[Website and app data records]
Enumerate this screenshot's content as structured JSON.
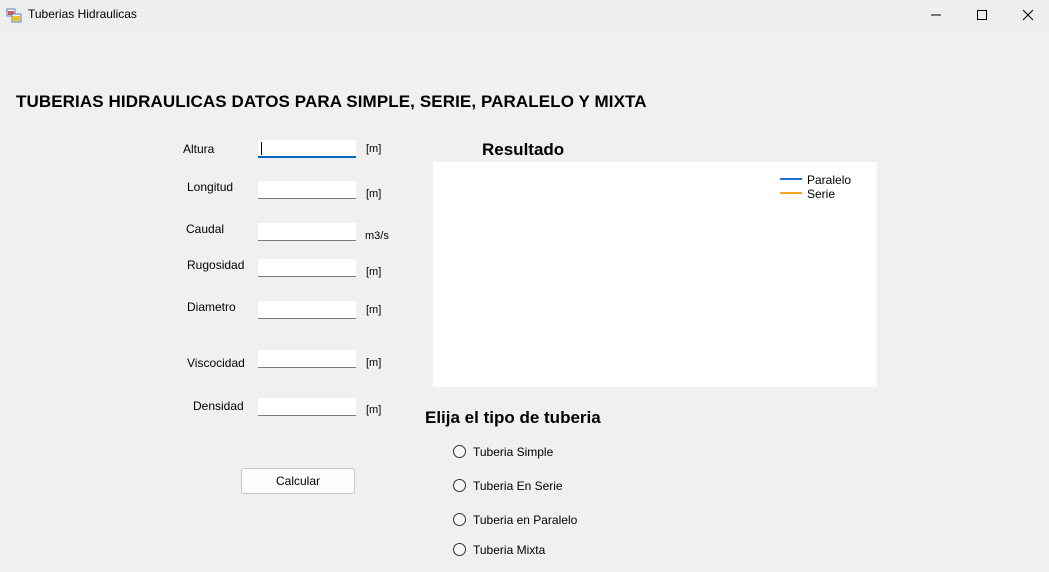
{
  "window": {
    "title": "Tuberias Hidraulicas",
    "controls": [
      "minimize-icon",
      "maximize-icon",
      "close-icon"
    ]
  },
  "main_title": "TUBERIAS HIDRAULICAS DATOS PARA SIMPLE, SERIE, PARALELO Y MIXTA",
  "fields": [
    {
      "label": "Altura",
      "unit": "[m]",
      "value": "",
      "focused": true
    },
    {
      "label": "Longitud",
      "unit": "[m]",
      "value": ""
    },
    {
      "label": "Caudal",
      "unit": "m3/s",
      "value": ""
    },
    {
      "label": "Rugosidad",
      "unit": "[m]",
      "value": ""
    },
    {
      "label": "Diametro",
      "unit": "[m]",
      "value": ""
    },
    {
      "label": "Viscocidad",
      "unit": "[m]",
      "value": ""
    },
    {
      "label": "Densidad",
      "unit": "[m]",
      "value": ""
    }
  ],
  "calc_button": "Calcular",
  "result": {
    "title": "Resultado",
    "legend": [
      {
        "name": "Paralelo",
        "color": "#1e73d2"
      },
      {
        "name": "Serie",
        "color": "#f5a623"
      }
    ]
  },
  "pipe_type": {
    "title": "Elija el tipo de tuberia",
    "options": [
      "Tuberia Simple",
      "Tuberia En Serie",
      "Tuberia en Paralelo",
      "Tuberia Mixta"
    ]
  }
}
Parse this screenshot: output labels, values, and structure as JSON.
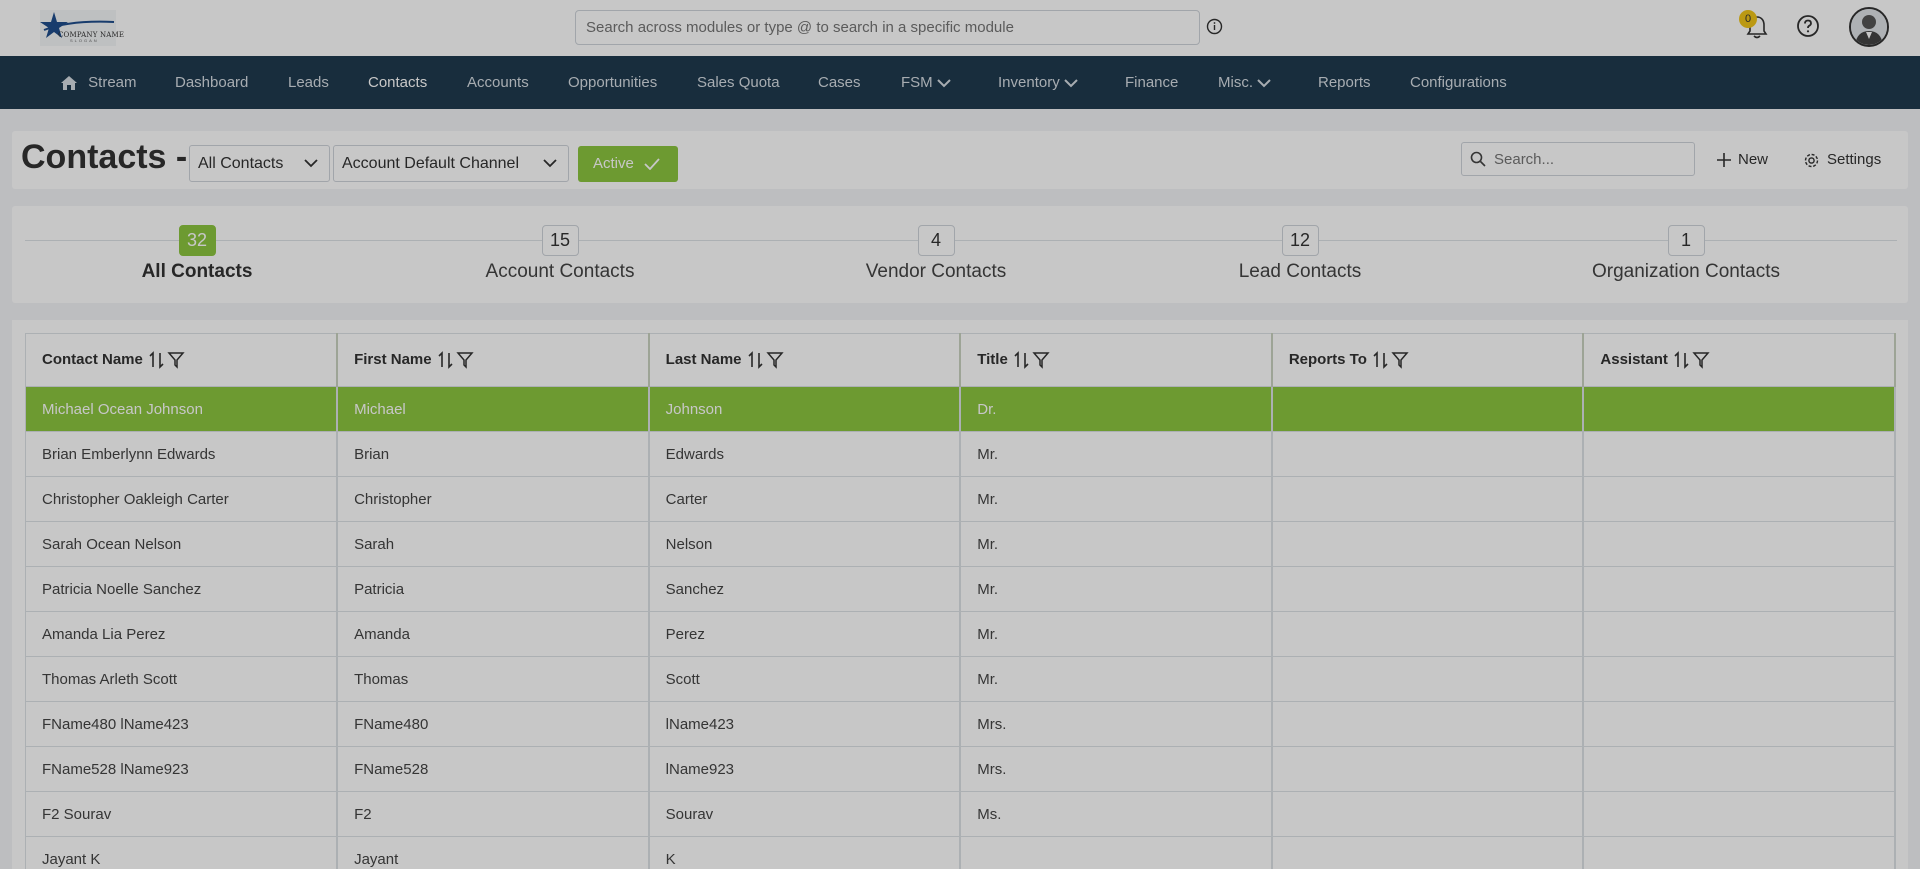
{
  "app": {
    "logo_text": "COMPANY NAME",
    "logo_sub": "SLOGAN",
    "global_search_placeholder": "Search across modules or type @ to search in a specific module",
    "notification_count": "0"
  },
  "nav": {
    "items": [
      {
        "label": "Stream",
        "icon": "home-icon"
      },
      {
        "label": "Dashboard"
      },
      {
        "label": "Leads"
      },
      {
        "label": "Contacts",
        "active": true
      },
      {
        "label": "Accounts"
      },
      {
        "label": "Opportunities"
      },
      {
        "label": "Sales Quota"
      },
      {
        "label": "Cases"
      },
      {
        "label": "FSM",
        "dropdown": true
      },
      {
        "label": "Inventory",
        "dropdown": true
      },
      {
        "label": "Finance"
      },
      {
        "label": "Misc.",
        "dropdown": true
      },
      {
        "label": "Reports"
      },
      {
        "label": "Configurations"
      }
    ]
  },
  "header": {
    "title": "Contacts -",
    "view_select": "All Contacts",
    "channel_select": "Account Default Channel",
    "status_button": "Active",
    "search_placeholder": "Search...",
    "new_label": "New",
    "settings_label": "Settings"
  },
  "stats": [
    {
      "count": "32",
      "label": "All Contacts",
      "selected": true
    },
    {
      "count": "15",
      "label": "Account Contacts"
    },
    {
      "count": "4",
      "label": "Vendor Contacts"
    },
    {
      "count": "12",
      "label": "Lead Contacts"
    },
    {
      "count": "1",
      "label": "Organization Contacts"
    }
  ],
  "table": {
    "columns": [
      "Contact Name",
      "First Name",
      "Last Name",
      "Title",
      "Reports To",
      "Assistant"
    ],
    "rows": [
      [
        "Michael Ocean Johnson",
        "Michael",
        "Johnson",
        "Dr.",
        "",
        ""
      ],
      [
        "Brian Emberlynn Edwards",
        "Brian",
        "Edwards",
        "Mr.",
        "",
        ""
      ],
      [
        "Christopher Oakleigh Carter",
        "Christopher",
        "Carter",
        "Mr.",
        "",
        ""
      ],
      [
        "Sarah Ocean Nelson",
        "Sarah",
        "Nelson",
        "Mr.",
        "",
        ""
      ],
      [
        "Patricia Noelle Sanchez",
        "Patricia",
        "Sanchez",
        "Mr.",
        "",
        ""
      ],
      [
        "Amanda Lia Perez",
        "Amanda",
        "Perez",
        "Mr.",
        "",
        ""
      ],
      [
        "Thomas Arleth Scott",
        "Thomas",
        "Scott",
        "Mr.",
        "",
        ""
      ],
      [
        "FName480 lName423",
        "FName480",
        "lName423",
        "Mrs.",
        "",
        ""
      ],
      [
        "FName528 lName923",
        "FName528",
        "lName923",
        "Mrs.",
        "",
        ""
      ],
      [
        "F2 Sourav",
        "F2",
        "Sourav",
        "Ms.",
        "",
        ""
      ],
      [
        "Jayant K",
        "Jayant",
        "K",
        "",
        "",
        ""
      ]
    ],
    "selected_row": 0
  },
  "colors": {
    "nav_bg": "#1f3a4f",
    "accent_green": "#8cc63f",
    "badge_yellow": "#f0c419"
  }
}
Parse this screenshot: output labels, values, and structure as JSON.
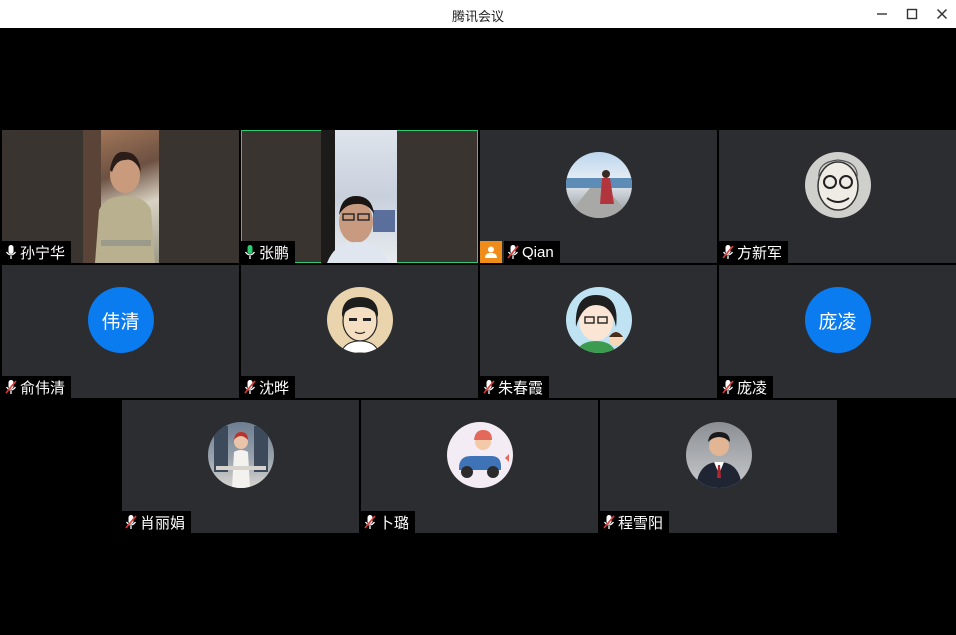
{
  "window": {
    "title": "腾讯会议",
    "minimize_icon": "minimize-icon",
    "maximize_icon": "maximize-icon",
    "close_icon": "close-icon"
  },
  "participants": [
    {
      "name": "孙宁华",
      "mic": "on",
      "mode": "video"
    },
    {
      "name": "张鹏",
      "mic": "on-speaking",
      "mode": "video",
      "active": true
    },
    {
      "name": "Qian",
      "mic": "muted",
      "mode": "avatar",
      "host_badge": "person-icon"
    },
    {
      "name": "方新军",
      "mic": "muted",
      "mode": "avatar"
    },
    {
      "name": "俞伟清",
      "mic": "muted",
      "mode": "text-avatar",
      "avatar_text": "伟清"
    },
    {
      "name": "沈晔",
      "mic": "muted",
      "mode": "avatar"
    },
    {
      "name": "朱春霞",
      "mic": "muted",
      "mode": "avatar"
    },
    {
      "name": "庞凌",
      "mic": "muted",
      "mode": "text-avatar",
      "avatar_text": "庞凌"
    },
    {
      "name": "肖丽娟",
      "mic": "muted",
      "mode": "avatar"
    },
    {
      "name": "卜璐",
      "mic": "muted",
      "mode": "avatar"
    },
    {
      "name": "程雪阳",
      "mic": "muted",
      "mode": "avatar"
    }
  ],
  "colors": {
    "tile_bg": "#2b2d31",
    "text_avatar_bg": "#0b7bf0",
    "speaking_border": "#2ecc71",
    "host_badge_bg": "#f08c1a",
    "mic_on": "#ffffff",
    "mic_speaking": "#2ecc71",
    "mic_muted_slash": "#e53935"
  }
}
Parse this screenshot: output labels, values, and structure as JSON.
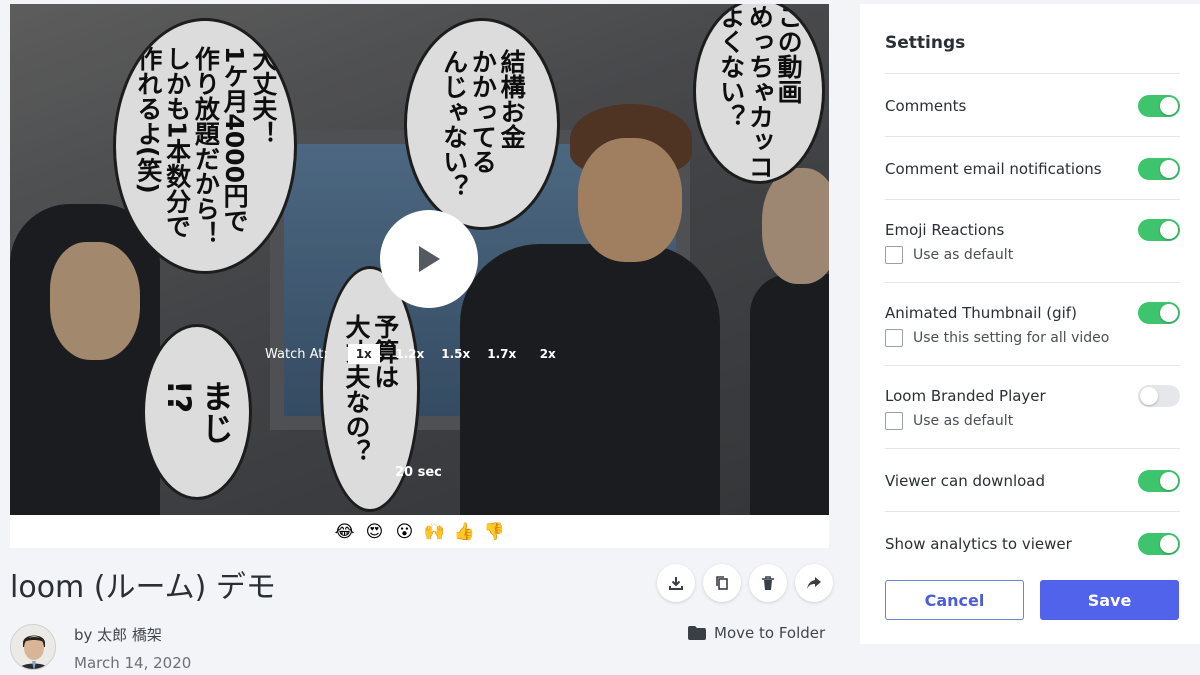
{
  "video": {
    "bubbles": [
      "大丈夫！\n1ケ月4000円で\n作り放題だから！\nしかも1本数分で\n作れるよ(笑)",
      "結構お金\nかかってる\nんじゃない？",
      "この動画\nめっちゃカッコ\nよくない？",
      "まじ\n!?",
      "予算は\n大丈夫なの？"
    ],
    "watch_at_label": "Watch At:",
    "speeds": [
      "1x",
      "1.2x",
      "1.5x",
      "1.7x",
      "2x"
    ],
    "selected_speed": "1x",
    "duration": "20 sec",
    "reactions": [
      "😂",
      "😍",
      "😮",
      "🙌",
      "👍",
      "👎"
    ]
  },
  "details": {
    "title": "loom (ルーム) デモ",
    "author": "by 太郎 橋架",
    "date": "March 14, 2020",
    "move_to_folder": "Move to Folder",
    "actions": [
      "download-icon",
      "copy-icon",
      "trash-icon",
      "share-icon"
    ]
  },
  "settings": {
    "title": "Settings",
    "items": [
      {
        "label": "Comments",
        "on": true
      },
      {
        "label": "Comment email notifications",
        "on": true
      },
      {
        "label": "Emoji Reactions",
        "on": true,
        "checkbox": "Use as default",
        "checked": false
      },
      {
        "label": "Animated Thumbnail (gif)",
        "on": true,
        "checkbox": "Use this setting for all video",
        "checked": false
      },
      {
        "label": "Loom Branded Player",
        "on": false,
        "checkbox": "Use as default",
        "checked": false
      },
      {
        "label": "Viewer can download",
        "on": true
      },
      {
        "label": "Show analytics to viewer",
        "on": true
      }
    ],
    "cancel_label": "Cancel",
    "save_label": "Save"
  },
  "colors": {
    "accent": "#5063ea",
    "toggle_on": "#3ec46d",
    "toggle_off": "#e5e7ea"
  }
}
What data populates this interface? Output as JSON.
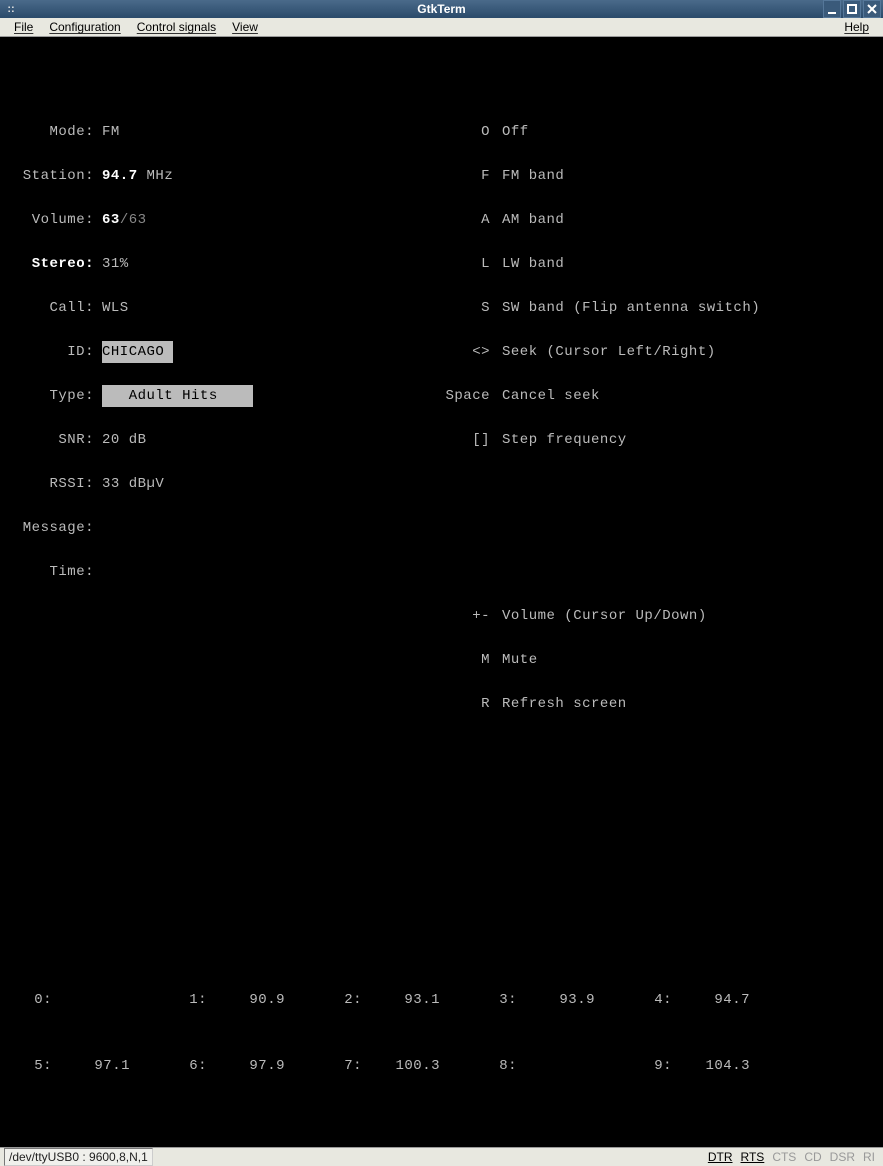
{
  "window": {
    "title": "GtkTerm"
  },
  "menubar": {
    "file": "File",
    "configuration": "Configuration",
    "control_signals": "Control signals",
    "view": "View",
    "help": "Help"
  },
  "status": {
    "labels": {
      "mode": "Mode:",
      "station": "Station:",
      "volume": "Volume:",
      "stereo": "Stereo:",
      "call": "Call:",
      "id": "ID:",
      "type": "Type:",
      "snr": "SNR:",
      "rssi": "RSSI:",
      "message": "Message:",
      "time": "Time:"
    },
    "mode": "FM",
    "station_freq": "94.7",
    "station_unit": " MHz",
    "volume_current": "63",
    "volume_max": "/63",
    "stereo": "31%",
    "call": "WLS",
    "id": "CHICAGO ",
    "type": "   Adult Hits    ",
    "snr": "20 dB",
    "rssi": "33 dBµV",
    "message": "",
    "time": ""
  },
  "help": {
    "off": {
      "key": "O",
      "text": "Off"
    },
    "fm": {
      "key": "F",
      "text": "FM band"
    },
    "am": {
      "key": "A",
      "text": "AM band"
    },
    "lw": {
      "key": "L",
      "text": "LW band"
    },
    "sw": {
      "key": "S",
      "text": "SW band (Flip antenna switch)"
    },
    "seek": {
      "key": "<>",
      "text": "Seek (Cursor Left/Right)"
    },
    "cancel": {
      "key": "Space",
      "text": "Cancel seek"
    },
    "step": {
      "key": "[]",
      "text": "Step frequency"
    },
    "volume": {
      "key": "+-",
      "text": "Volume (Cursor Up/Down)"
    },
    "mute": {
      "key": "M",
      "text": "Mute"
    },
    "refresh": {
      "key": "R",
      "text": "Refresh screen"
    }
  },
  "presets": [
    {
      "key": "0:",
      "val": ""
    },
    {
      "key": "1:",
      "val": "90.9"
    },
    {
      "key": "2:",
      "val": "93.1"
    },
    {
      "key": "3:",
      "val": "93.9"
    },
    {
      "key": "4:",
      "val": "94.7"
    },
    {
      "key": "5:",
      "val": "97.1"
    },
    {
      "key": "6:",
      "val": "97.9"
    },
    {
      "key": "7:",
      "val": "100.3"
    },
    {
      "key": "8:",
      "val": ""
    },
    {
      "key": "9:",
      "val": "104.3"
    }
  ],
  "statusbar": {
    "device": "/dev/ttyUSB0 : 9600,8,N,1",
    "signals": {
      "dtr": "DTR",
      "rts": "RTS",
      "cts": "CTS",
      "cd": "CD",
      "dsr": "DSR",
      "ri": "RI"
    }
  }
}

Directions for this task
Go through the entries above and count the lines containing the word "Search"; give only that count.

Answer space
2